**Task description:** Every picture is to be removed, and all the data is to be copied exactly.

**Provided data:**
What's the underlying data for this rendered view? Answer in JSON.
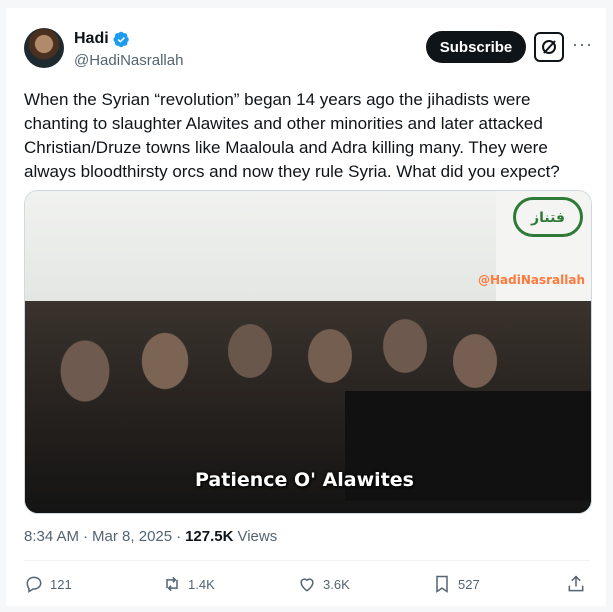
{
  "author": {
    "display_name": "Hadi",
    "handle": "@HadiNasrallah",
    "verified_icon": "verified-badge-icon"
  },
  "header": {
    "subscribe_label": "Subscribe",
    "grok_icon": "grok-icon",
    "more_icon": "more-icon"
  },
  "tweet": {
    "text": "When the Syrian “revolution” began 14 years ago the jihadists were chanting to slaughter Alawites and other minorities and later attacked Christian/Druze towns like Maaloula and Adra killing many. They were always bloodthirsty orcs and now they rule Syria. What did you expect?"
  },
  "media": {
    "watermark": "@HadiNasrallah",
    "caption": "Patience O' Alawites",
    "sign_text": "فتناز"
  },
  "meta": {
    "time": "8:34 AM",
    "separator1": "·",
    "date": "Mar 8, 2025",
    "separator2": "·",
    "views_count": "127.5K",
    "views_label": "Views"
  },
  "actions": {
    "replies": "121",
    "reposts": "1.4K",
    "likes": "3.6K",
    "bookmarks": "527"
  },
  "colors": {
    "accent": "#1d9bf0",
    "text": "#0f1419",
    "secondary": "#536471",
    "button_bg": "#0f1419"
  }
}
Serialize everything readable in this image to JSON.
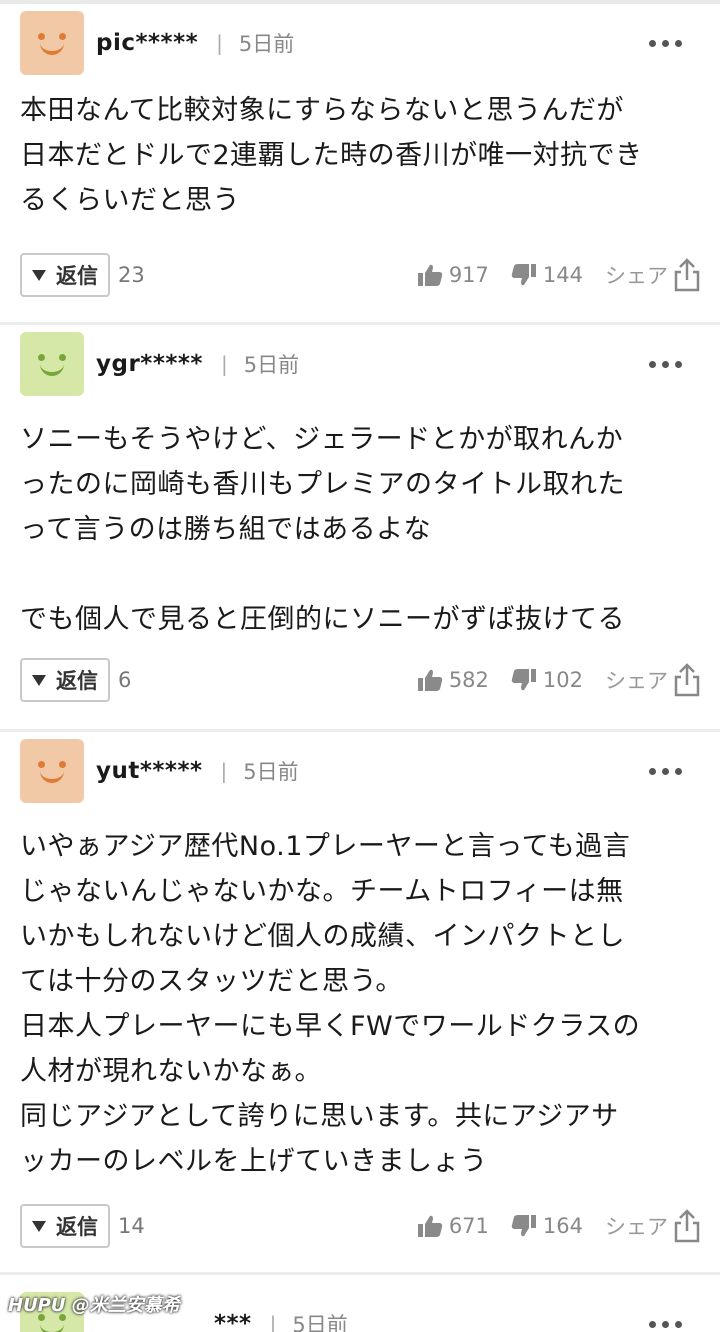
{
  "comments": [
    {
      "username": "pic*****",
      "time": "5日前",
      "avatar_bg": "#f2c9a6",
      "avatar_face": "#e07a35",
      "text": "本田なんて比較対象にすらならないと思うんだが\n日本だとドルで2連覇した時の香川が唯一対抗でき\nるくらいだと思う",
      "reply_label": "返信",
      "reply_count": "23",
      "likes": "917",
      "dislikes": "144",
      "share_label": "シェア"
    },
    {
      "username": "ygr*****",
      "time": "5日前",
      "avatar_bg": "#d6e8a8",
      "avatar_face": "#7aa637",
      "text": "ソニーもそうやけど、ジェラードとかが取れんか\nったのに岡崎も香川もプレミアのタイトル取れた\nって言うのは勝ち組ではあるよな\n\nでも個人で見ると圧倒的にソニーがずば抜けてる",
      "reply_label": "返信",
      "reply_count": "6",
      "likes": "582",
      "dislikes": "102",
      "share_label": "シェア"
    },
    {
      "username": "yut*****",
      "time": "5日前",
      "avatar_bg": "#f2c9a6",
      "avatar_face": "#e07a35",
      "text": "いやぁアジア歴代No.1プレーヤーと言っても過言\nじゃないんじゃないかな。チームトロフィーは無\nいかもしれないけど個人の成績、インパクトとし\nては十分のスタッツだと思う。\n日本人プレーヤーにも早くFWでワールドクラスの\n人材が現れないかなぁ。\n同じアジアとして誇りに思います。共にアジアサ\nッカーのレベルを上げていきましょう",
      "reply_label": "返信",
      "reply_count": "14",
      "likes": "671",
      "dislikes": "164",
      "share_label": "シェア"
    },
    {
      "username": "***",
      "time": "5日前",
      "avatar_bg": "#d6e8a8",
      "avatar_face": "#7aa637"
    }
  ],
  "watermark": "HUPU @米兰安慕希"
}
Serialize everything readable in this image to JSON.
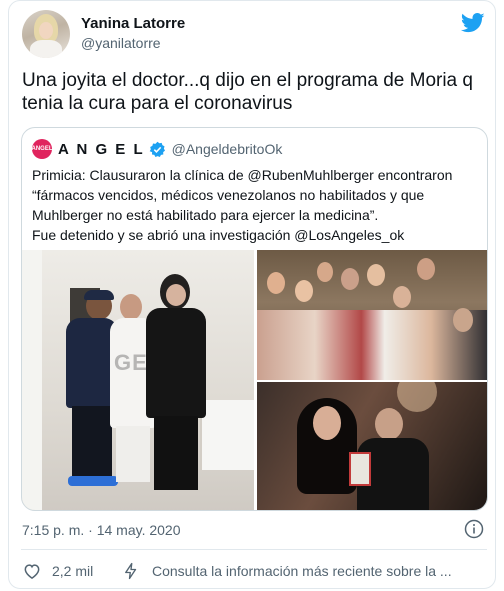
{
  "author": {
    "name": "Yanina Latorre",
    "handle": "@yanilatorre"
  },
  "tweet": {
    "text": "Una joyita el doctor...q dijo en el programa de Moria q tenia la cura para el coronavirus"
  },
  "quoted": {
    "logo_text": "ANGEL",
    "name": "A N G E L",
    "handle": "@AngeldebritoOk",
    "text_lines": [
      "Primicia: Clausuraron la clínica de @RubenMuhlberger encontraron",
      "“fármacos vencidos, médicos venezolanos no habilitados y que",
      "Muhlberger no está habilitado para  ejercer la medicina”.",
      "Fue detenido y se abrió una investigación @LosAngeles_ok"
    ],
    "photo_watermark": "GENTE"
  },
  "meta": {
    "timestamp": "7:15 p. m. · 14 may. 2020"
  },
  "actions": {
    "like_count": "2,2 mil",
    "latest_info": "Consulta la información más reciente sobre la ..."
  },
  "colors": {
    "twitter_blue": "#1da1f2",
    "angel_red": "#e0245e",
    "secondary_text": "#536471"
  },
  "icons": [
    "twitter-logo-icon",
    "verified-badge-icon",
    "info-icon",
    "heart-icon",
    "lightning-icon"
  ]
}
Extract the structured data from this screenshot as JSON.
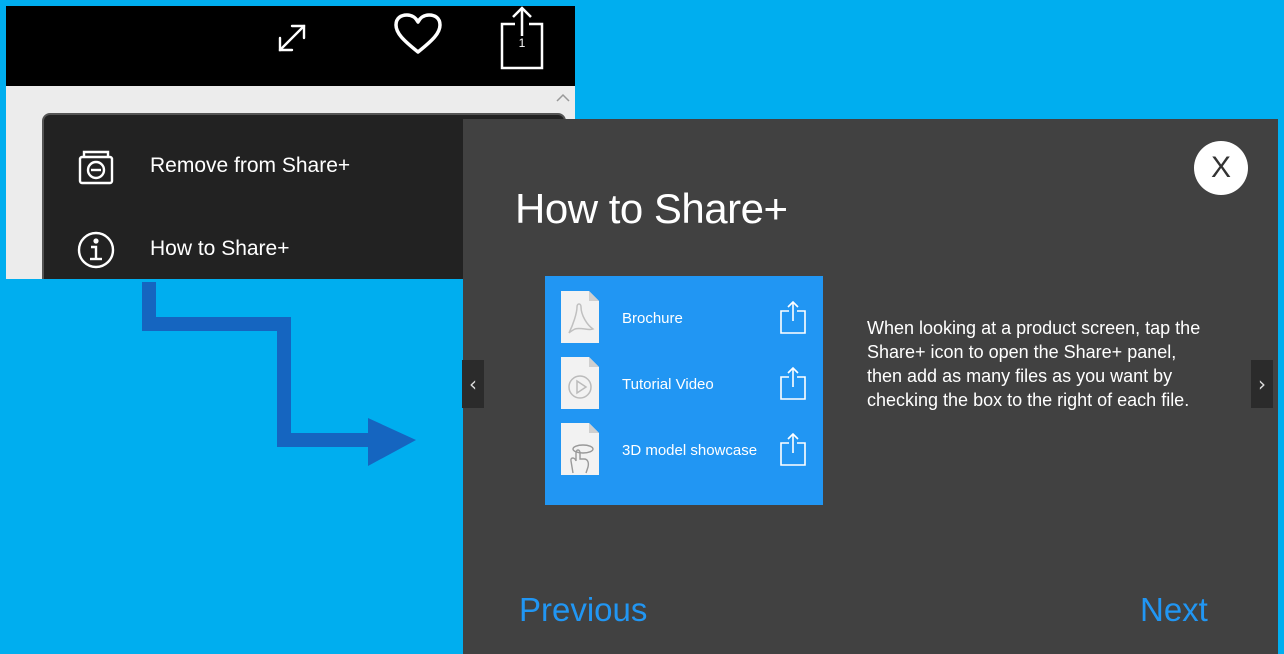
{
  "topbar": {
    "icons": [
      "expand-icon",
      "heart-icon",
      "share-count-icon"
    ],
    "share_count": "1"
  },
  "menu": {
    "items": [
      {
        "label": "Remove from Share+",
        "icon": "remove-share-icon"
      },
      {
        "label": "How to Share+",
        "icon": "info-icon"
      }
    ]
  },
  "dialog": {
    "title": "How to Share+",
    "close_label": "X",
    "files": [
      {
        "name": "Brochure",
        "icon": "pdf-doc-icon"
      },
      {
        "name": "Tutorial Video",
        "icon": "video-doc-icon"
      },
      {
        "name": "3D model showcase",
        "icon": "3d-model-doc-icon"
      }
    ],
    "description": "When looking at a product screen, tap the Share+ icon to open the Share+ panel, then add as many files as you want by checking the box to the right of each file.",
    "prev_label": "Previous",
    "next_label": "Next",
    "nav_left": "‹",
    "nav_right": "›"
  },
  "colors": {
    "background": "#00aeef",
    "dialog_bg": "#414141",
    "panel_blue": "#2196f3",
    "menu_bg": "#222222",
    "arrow_blue": "#1565c0"
  }
}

**Response below:**
What's the underlying data for this rendered view? Answer in JSON.
{
  "author": {
    "display_name": "Hadi",
    "handle": "@HadiNasrallah",
    "verified_icon": "verified-badge-icon"
  },
  "header": {
    "subscribe_label": "Subscribe",
    "grok_icon": "grok-icon",
    "more_icon": "more-icon"
  },
  "tweet": {
    "text": "When the Syrian “revolution” began 14 years ago the jihadists were chanting to slaughter Alawites and other minorities and later attacked Christian/Druze towns like Maaloula and Adra killing many. They were always bloodthirsty orcs and now they rule Syria. What did you expect?"
  },
  "media": {
    "watermark": "@HadiNasrallah",
    "caption": "Patience O' Alawites",
    "sign_text": "فتناز"
  },
  "meta": {
    "time": "8:34 AM",
    "separator1": "·",
    "date": "Mar 8, 2025",
    "separator2": "·",
    "views_count": "127.5K",
    "views_label": "Views"
  },
  "actions": {
    "replies": "121",
    "reposts": "1.4K",
    "likes": "3.6K",
    "bookmarks": "527"
  },
  "colors": {
    "accent": "#1d9bf0",
    "text": "#0f1419",
    "secondary": "#536471",
    "button_bg": "#0f1419"
  }
}
Serialize everything readable in this image to JSON.
{
  "comments": [
    {
      "username": "pic*****",
      "time": "5日前",
      "avatar_bg": "#f2c9a6",
      "avatar_face": "#e07a35",
      "text": "本田なんて比較対象にすらならないと思うんだが\n日本だとドルで2連覇した時の香川が唯一対抗でき\nるくらいだと思う",
      "reply_label": "返信",
      "reply_count": "23",
      "likes": "917",
      "dislikes": "144",
      "share_label": "シェア"
    },
    {
      "username": "ygr*****",
      "time": "5日前",
      "avatar_bg": "#d6e8a8",
      "avatar_face": "#7aa637",
      "text": "ソニーもそうやけど、ジェラードとかが取れんか\nったのに岡崎も香川もプレミアのタイトル取れた\nって言うのは勝ち組ではあるよな\n\nでも個人で見ると圧倒的にソニーがずば抜けてる",
      "reply_label": "返信",
      "reply_count": "6",
      "likes": "582",
      "dislikes": "102",
      "share_label": "シェア"
    },
    {
      "username": "yut*****",
      "time": "5日前",
      "avatar_bg": "#f2c9a6",
      "avatar_face": "#e07a35",
      "text": "いやぁアジア歴代No.1プレーヤーと言っても過言\nじゃないんじゃないかな。チームトロフィーは無\nいかもしれないけど個人の成績、インパクトとし\nては十分のスタッツだと思う。\n日本人プレーヤーにも早くFWでワールドクラスの\n人材が現れないかなぁ。\n同じアジアとして誇りに思います。共にアジアサ\nッカーのレベルを上げていきましょう",
      "reply_label": "返信",
      "reply_count": "14",
      "likes": "671",
      "dislikes": "164",
      "share_label": "シェア"
    },
    {
      "username": "***",
      "time": "5日前",
      "avatar_bg": "#d6e8a8",
      "avatar_face": "#7aa637"
    }
  ],
  "watermark": "HUPU @米兰安慕希"
}
Serialize everything readable in this image to JSON.
{
  "author": {
    "name": "Yanina Latorre",
    "handle": "@yanilatorre"
  },
  "tweet": {
    "text": "Una joyita el doctor...q dijo en el programa de Moria q tenia la cura para el coronavirus"
  },
  "quoted": {
    "logo_text": "ANGEL",
    "name": "A N G E L",
    "handle": "@AngeldebritoOk",
    "text_lines": [
      "Primicia: Clausuraron la clínica de @RubenMuhlberger encontraron",
      "“fármacos vencidos, médicos venezolanos no habilitados y que",
      "Muhlberger no está habilitado para  ejercer la medicina”.",
      "Fue detenido y se abrió una investigación @LosAngeles_ok"
    ],
    "photo_watermark": "GENTE"
  },
  "meta": {
    "timestamp": "7:15 p. m. · 14 may. 2020"
  },
  "actions": {
    "like_count": "2,2 mil",
    "latest_info": "Consulta la información más reciente sobre la ..."
  },
  "colors": {
    "twitter_blue": "#1da1f2",
    "angel_red": "#e0245e",
    "secondary_text": "#536471"
  },
  "icons": [
    "twitter-logo-icon",
    "verified-badge-icon",
    "info-icon",
    "heart-icon",
    "lightning-icon"
  ]
}
Extract the structured data from this screenshot as JSON.
{
  "topbar": {
    "icons": [
      "expand-icon",
      "heart-icon",
      "share-count-icon"
    ],
    "share_count": "1"
  },
  "menu": {
    "items": [
      {
        "label": "Remove from Share+",
        "icon": "remove-share-icon"
      },
      {
        "label": "How to Share+",
        "icon": "info-icon"
      }
    ]
  },
  "dialog": {
    "title": "How to Share+",
    "close_label": "X",
    "files": [
      {
        "name": "Brochure",
        "icon": "pdf-doc-icon"
      },
      {
        "name": "Tutorial Video",
        "icon": "video-doc-icon"
      },
      {
        "name": "3D model showcase",
        "icon": "3d-model-doc-icon"
      }
    ],
    "description": "When looking at a product screen, tap the Share+ icon to open the Share+ panel, then add as many files as you want by checking the box to the right of each file.",
    "prev_label": "Previous",
    "next_label": "Next",
    "nav_left": "‹",
    "nav_right": "›"
  },
  "colors": {
    "background": "#00aeef",
    "dialog_bg": "#414141",
    "panel_blue": "#2196f3",
    "menu_bg": "#222222",
    "arrow_blue": "#1565c0"
  }
}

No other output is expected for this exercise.